Author:
Foucher, Anthony, Evrard, Olivier, Chabert, Clément, Cerdan, Olivier, Lefèvre, Irène, Vandromme, Rosalie, Salvador-Blanes, Sébastien
Source:
Agriculture, ecosystems & environment 2019 v.284 pp. 106582
ISSN:
0167-8809
Subject:
Anthropocene epoch, abandoned land, afforestation, arable soils, case studies, cultivation area, developed countries, disturbed soils, forests, intensive farming, land use change, long term effects, prediction, rural areas, rural population, sediments, soil erosion, watersheds, France, Western European region
Abstract:
Abandonment of agricultural land is widespread in many developed countries. These surfaces are projected to increase significantly worldwide during the 21th century. Identifying potential relationships between land abandonment and soil erosion dynamics over the long term (100 years) is therefore essential for predicting the environmental consequences of this extensive land use change. Accordingly, sediment cores were collected in two highland catchments of central France in order to reconstruct the change of sediment delivery during the last century. The results showed a substantial decline (71–78%) of rural population in both sites since 1900. This decrease occurred simultaneously with a sharp decline (85–95%) of the surface of arable land: previously cultivated areas were mainly converted into forests as the result of natural and anthropogenic processes.

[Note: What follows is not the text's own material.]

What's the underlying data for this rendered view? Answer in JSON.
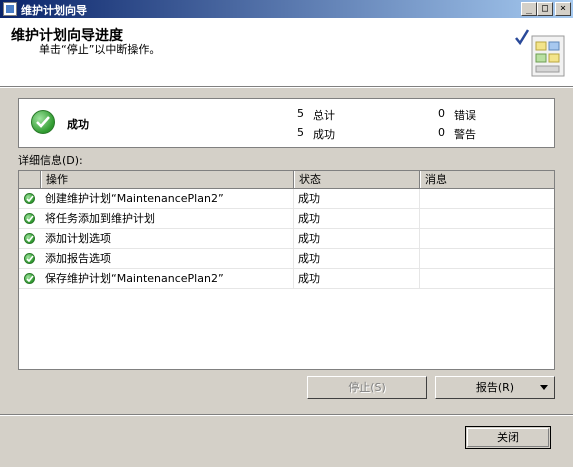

Consequently, sediment deliveries significantly decreased (75–99%) in both catchments. These trends were nevertheless interrupted by the implementation of afforestation works between 1945 and 1970 in one of the catchments. During these works, erosion rates increased three-fold because of extensive soil disturbance, and sediment delivery stabilized only 15 years after the onset of these management operations. Overall, this study demonstrates the long-term effect of land abandonment on soil erosion, which supplements the more widely reported acceleration trend of soil erosion because of agricultural intensification.
Agid:
6474639